U.S. Department of Agriculture: Agricultural Research Service, Lincoln, Nebraska


Date of this Version



Euphytica (2011) 179:105–108; DOI 10.1007/s10681-010-0328-3
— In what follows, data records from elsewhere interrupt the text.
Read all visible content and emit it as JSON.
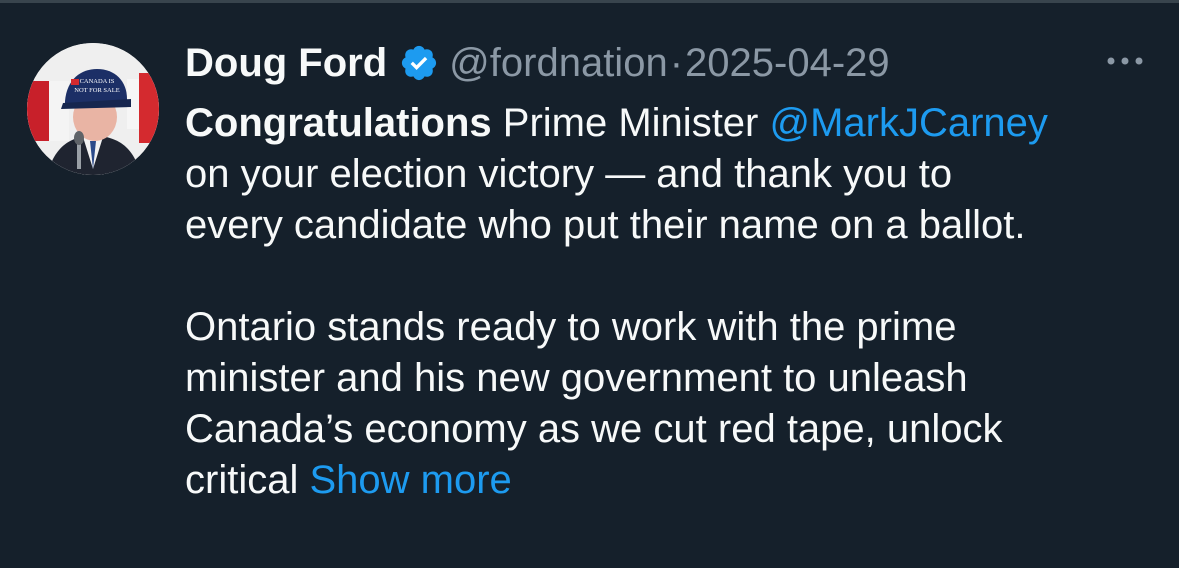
{
  "author": {
    "name": "Doug Ford",
    "handle": "@fordnation",
    "separator": "·",
    "date": "2025-04-29",
    "verified": true,
    "verified_icon": "verified-badge-icon",
    "avatar_cap_text": "CANADA IS NOT FOR SALE"
  },
  "menu": {
    "icon": "more-horizontal-icon"
  },
  "tweet": {
    "line1_bold": "Congratulations",
    "line1_rest": " Prime Minister ",
    "mention": "@MarkJCarney",
    "line2": "on your election victory — and thank you to",
    "line3": "every candidate who put their name on a ballot.",
    "p2_line1": "Ontario stands ready to work with the prime",
    "p2_line2": "minister and his new government to unleash",
    "p2_line3": "Canada’s economy as we cut red tape, unlock",
    "p2_line4": "critical ",
    "show_more": "Show more"
  },
  "colors": {
    "background": "#15202b",
    "text": "#f7f9f9",
    "muted": "#8b98a5",
    "link": "#1d9bf0",
    "verified": "#1d9bf0"
  }
}
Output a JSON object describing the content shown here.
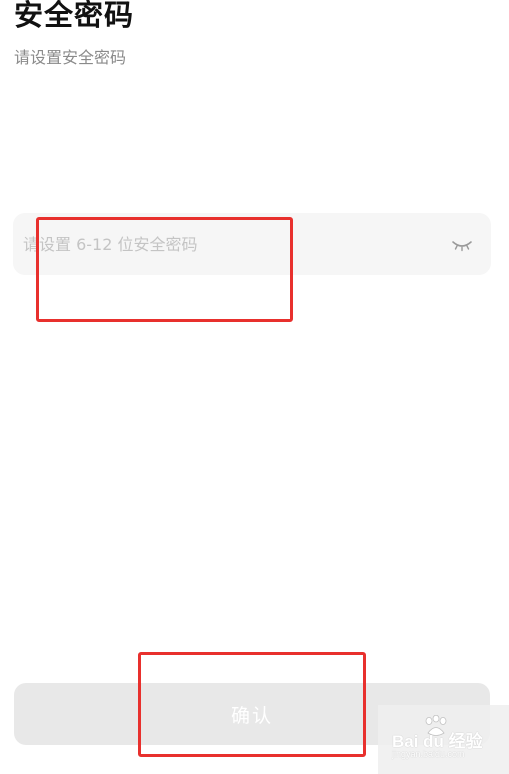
{
  "header": {
    "title": "安全密码",
    "subtitle": "请设置安全密码"
  },
  "password_field": {
    "value": "",
    "placeholder": "请设置 6-12 位安全密码",
    "visibility_icon": "eye-closed-icon"
  },
  "confirm_button": {
    "label": "确认",
    "enabled": false
  },
  "annotations": {
    "color": "#e8302d"
  },
  "watermark": {
    "text": "Bai du 经验",
    "subtext": "jingyan.baidu.com"
  },
  "colors": {
    "background": "#ffffff",
    "field_background": "#f6f6f6",
    "button_disabled": "#e8e8e8",
    "placeholder": "#c4c4c4",
    "subtitle": "#8a8a8a"
  }
}
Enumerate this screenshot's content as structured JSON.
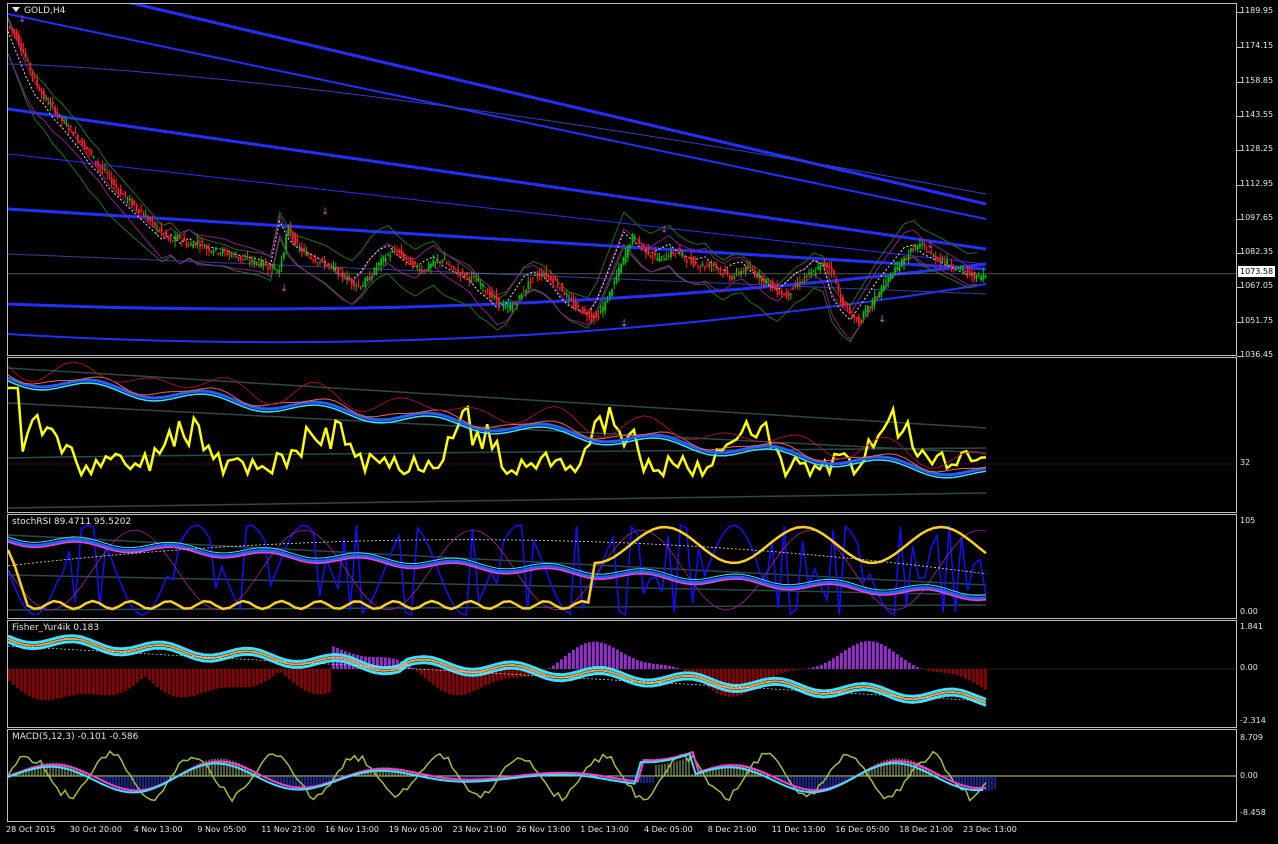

The common barberry and several other Berberis spp. serve as the alternate hosts to two important rust pathogens of small grains and grasses, Puccinia graminis and P. striiformis. Barberry eradication has been practiced for centuries as a means to control stem rust. Diverse virulence variations have been observed in populations of P. graminis f. sp. tritici that were associated with susceptible barberries in North America. Barberry likely has played a role in generating new races of P. striiformis f. sp. tritici in some regions in the world. Several North American stem rust races, namely races 56, 15B and QCC, initially originated from barberry, were subsequently responsible for generating large-scale epidemics. Thus, sexual cycles on Berberis spp. may generate virulence combinations that could have serious consequences to cereal crop production.